● **THE INPUT**
⟨

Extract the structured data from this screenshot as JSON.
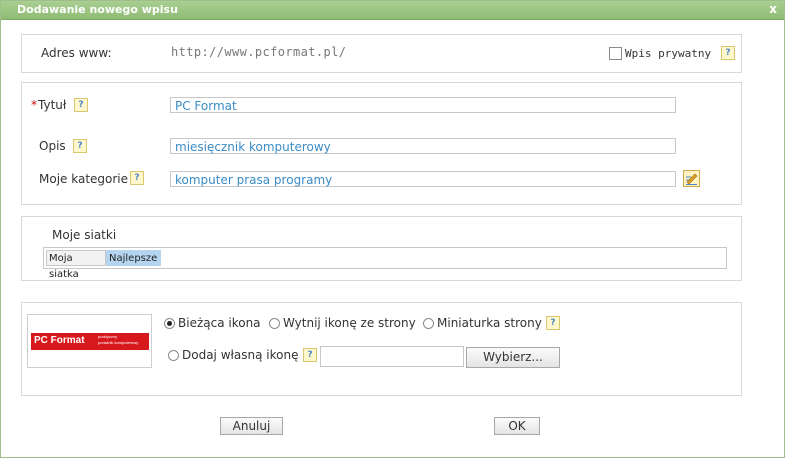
{
  "dialog": {
    "title": "Dodawanie nowego wpisu",
    "close_glyph": "x"
  },
  "url_row": {
    "label": "Adres www:",
    "value": "http://www.pcformat.pl/",
    "private_label": "Wpis prywatny",
    "private_checked": false
  },
  "form": {
    "title_label": "Tytuł",
    "title_required_mark": "*",
    "title_value": "PC Format",
    "desc_label": "Opis",
    "desc_value": "miesięcznik komputerowy",
    "categories_label": "Moje kategorie",
    "categories_value": "komputer prasa programy"
  },
  "grids": {
    "label": "Moje siatki",
    "items": [
      {
        "label": "Moja siatka",
        "selected": false
      },
      {
        "label": "Najlepsze",
        "selected": true
      }
    ]
  },
  "icon": {
    "logo_text": "PC Format",
    "logo_sub1": "praktyczny",
    "logo_sub2": "poradnik komputerowy",
    "options": [
      {
        "label": "Bieżąca ikona",
        "selected": true
      },
      {
        "label": "Wytnij ikonę ze strony",
        "selected": false
      },
      {
        "label": "Miniaturka strony",
        "selected": false
      },
      {
        "label": "Dodaj własną ikonę",
        "selected": false
      }
    ],
    "custom_value": "",
    "browse_label": "Wybierz..."
  },
  "help_glyph": "?",
  "footer": {
    "cancel_label": "Anuluj",
    "ok_label": "OK"
  },
  "colors": {
    "titlebar": "#96c17c",
    "accent_text": "#3a8cc6",
    "selected_chip": "#b4d4ef",
    "logo_red": "#d7191d"
  }
}
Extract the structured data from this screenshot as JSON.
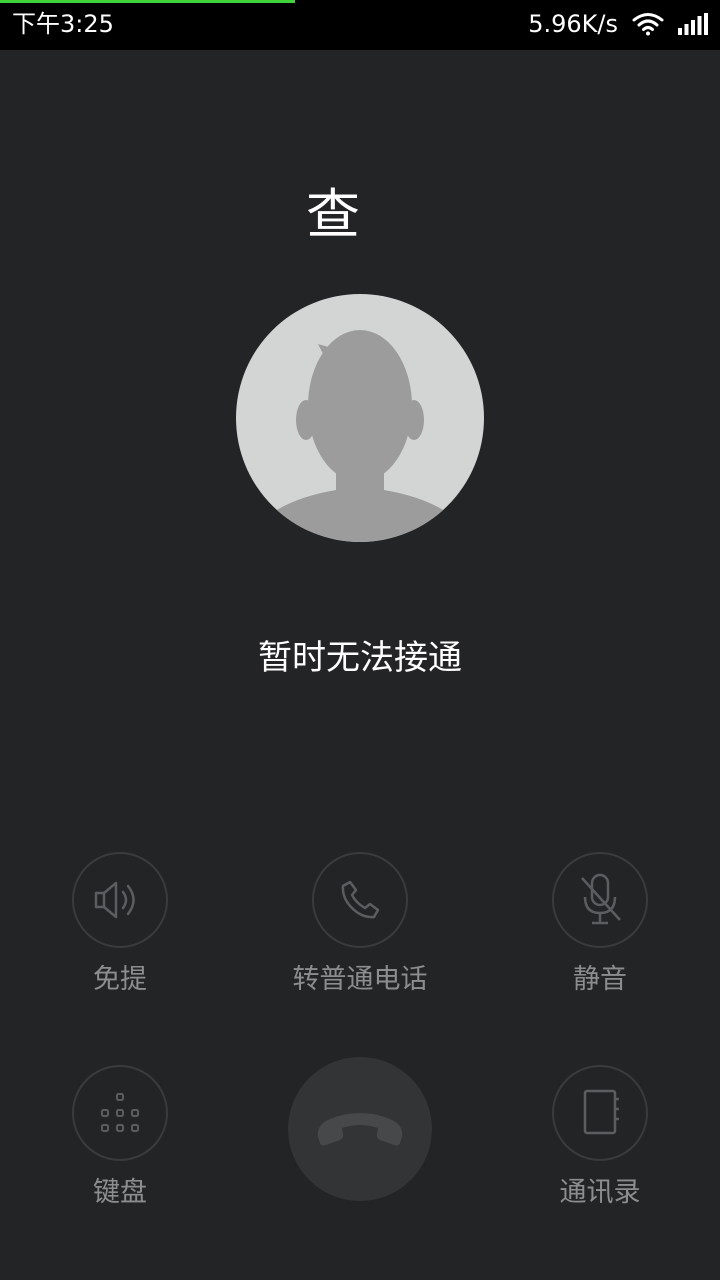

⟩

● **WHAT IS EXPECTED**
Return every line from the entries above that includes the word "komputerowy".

● **EXERCISE SOLUTION**
    "desc_value": "miesięcznik komputerowy",
    "logo_sub2": "poradnik komputerowy",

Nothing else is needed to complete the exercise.